Page and application data records
····················

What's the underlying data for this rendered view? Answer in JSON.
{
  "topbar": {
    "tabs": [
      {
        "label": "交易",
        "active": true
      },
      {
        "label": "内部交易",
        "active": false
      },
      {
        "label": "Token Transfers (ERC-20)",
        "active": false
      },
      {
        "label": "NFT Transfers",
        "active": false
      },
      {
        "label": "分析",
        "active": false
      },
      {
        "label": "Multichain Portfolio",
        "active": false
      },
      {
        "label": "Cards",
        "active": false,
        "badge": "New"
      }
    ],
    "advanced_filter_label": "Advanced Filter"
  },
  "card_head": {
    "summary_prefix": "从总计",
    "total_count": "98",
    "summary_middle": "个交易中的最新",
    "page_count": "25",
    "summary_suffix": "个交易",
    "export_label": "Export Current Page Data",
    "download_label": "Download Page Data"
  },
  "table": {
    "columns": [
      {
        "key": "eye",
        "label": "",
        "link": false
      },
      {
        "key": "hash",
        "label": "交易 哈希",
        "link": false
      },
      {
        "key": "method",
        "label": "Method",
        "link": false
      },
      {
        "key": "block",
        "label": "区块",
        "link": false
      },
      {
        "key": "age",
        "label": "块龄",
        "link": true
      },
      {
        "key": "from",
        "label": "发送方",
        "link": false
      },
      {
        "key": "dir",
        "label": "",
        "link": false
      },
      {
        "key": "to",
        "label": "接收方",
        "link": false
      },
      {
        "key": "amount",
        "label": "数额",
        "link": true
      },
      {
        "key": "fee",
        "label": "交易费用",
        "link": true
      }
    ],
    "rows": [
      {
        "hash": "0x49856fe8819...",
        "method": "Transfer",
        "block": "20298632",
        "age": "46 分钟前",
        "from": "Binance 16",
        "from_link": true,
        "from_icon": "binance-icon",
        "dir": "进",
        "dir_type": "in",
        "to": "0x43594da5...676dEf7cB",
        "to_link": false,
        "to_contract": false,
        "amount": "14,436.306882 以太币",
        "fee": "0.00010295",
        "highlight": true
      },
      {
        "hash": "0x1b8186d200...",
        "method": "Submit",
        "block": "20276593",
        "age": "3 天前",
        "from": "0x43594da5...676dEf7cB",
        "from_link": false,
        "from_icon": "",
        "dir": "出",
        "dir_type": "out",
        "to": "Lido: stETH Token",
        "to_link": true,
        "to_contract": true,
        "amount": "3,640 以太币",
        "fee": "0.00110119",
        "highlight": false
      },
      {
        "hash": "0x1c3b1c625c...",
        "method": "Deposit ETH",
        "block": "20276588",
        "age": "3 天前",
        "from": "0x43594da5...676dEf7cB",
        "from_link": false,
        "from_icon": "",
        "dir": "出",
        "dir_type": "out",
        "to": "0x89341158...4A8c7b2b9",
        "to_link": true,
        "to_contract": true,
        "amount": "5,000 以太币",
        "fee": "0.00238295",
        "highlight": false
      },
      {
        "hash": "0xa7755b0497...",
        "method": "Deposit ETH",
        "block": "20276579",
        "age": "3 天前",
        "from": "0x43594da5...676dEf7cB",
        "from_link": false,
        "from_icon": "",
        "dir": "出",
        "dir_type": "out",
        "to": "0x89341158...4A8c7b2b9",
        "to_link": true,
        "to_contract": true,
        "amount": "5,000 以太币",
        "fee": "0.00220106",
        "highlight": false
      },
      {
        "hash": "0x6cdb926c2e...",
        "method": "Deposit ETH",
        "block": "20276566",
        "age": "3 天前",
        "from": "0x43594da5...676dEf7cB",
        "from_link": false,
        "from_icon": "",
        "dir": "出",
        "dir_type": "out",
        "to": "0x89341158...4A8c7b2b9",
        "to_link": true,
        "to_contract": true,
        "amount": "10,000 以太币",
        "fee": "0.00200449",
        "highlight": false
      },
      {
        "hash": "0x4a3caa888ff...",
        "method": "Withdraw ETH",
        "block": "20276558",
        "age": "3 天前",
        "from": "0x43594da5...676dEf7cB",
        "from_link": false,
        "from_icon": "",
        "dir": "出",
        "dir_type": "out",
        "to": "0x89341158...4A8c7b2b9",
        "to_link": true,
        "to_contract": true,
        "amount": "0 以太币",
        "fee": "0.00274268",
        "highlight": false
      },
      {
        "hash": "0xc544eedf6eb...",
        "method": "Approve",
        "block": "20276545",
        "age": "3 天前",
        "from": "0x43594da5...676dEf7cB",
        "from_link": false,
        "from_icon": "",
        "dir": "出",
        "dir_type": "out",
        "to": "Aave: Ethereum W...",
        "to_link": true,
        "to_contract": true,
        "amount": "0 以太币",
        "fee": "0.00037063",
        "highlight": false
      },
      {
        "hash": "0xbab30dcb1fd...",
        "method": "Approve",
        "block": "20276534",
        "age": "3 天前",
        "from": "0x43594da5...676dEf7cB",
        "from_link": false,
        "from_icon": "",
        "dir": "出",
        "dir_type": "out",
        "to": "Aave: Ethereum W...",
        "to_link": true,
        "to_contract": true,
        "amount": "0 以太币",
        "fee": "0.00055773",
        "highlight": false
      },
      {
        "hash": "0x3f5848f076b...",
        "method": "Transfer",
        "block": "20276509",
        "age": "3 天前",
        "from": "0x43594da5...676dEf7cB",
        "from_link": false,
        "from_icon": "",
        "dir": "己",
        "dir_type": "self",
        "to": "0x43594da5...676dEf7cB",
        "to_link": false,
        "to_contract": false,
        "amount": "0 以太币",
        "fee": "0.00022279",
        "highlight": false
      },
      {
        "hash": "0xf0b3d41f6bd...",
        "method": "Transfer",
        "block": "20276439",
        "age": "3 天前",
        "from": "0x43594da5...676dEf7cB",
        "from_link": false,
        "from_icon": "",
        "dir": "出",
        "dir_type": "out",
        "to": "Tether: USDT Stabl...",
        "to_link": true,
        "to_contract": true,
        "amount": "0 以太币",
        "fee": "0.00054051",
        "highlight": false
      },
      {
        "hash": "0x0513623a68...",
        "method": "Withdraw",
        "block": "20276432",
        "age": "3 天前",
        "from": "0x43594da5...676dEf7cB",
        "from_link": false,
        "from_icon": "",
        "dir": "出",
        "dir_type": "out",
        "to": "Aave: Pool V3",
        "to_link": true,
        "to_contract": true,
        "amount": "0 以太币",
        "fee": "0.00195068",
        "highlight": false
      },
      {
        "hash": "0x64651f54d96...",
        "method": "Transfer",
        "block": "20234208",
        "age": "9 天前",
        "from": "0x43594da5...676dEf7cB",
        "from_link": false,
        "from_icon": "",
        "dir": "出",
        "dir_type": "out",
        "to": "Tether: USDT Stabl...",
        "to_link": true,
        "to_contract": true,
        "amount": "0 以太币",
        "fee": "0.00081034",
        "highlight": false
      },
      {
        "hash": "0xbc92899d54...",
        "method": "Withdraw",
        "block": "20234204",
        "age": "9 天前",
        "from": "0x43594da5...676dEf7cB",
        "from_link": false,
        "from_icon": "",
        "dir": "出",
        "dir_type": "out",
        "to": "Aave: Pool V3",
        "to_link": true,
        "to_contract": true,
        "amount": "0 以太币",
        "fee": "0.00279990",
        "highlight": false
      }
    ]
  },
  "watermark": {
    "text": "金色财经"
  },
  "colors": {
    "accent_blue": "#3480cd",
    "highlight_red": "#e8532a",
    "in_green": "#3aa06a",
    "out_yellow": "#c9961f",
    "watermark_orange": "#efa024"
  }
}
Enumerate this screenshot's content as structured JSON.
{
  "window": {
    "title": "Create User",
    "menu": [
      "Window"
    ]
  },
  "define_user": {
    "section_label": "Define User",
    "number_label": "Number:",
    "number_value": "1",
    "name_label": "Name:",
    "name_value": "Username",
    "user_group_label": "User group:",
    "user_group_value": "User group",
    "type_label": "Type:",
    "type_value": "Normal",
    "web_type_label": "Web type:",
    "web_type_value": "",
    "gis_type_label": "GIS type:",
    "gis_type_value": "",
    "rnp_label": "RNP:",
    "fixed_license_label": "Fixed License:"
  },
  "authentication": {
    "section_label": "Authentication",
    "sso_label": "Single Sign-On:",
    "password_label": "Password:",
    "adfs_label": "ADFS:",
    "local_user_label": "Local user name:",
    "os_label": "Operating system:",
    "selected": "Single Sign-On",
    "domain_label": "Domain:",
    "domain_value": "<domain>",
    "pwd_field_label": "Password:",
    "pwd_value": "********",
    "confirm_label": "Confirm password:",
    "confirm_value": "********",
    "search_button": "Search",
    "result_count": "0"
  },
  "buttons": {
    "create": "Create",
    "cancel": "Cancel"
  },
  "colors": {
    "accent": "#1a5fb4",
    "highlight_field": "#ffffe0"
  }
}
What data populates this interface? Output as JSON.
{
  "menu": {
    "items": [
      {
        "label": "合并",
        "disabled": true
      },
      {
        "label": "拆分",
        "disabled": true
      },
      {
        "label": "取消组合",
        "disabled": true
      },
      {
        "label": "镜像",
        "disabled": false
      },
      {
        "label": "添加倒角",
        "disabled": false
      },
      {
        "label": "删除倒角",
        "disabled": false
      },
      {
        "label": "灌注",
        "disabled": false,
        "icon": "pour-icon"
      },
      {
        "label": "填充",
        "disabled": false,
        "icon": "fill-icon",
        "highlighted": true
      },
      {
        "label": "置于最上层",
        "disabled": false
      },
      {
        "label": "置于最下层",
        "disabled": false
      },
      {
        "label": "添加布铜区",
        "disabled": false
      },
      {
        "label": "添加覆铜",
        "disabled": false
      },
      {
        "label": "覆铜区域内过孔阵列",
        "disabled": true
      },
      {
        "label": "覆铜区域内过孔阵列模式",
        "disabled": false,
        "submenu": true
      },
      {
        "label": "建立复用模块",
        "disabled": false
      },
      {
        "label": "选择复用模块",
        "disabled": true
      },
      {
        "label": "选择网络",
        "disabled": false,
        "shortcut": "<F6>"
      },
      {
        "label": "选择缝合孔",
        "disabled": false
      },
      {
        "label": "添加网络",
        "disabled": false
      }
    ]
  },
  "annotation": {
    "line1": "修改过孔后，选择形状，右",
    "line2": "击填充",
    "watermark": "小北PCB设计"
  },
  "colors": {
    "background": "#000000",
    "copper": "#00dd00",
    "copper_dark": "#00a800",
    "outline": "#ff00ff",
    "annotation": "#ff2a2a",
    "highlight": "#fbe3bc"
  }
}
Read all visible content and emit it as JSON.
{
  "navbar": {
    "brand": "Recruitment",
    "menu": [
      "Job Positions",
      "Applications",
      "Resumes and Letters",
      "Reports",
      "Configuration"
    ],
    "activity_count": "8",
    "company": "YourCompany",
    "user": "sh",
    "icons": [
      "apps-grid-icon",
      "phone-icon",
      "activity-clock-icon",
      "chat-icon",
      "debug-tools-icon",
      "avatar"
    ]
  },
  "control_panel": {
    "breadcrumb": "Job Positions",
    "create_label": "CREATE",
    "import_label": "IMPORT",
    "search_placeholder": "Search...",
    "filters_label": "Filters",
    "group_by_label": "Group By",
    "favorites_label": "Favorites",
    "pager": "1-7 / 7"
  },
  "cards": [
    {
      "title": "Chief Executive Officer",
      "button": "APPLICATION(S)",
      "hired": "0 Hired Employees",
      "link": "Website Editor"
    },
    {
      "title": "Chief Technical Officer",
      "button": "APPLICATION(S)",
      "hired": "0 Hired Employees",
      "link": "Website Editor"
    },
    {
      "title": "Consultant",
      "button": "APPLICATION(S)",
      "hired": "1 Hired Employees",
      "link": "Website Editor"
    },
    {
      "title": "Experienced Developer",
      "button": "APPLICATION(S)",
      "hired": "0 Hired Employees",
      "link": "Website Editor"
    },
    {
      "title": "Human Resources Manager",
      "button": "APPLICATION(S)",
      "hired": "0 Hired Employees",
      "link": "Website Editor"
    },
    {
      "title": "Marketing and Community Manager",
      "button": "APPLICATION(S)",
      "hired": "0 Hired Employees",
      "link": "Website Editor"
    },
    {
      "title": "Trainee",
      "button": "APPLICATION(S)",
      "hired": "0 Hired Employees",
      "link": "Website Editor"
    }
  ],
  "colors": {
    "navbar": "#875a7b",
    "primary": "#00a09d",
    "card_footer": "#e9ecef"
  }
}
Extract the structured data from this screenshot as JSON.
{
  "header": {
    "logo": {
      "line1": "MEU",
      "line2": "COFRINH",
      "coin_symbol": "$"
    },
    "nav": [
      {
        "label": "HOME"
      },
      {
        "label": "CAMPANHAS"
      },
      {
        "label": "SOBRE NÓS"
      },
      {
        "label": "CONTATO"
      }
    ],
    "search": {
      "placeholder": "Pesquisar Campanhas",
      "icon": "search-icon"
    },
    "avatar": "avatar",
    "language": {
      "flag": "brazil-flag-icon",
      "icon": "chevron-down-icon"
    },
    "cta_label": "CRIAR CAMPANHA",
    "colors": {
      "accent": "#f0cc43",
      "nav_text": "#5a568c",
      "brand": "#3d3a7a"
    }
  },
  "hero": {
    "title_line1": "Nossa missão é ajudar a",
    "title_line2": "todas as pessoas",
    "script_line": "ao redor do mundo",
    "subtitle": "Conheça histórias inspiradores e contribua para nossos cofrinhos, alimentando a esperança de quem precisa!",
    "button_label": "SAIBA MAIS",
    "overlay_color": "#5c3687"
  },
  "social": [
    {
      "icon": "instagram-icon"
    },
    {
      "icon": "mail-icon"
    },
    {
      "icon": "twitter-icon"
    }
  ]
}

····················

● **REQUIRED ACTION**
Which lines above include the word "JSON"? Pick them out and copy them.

● **EXERCISE OUTPUT**
What's the underlying data for this rendered view? Answer in JSON.
Enumerate this screenshot's content as structured JSON.
What data populates this interface? Output as JSON.
Read all visible content and emit it as JSON.
Extract the structured data from this screenshot as JSON.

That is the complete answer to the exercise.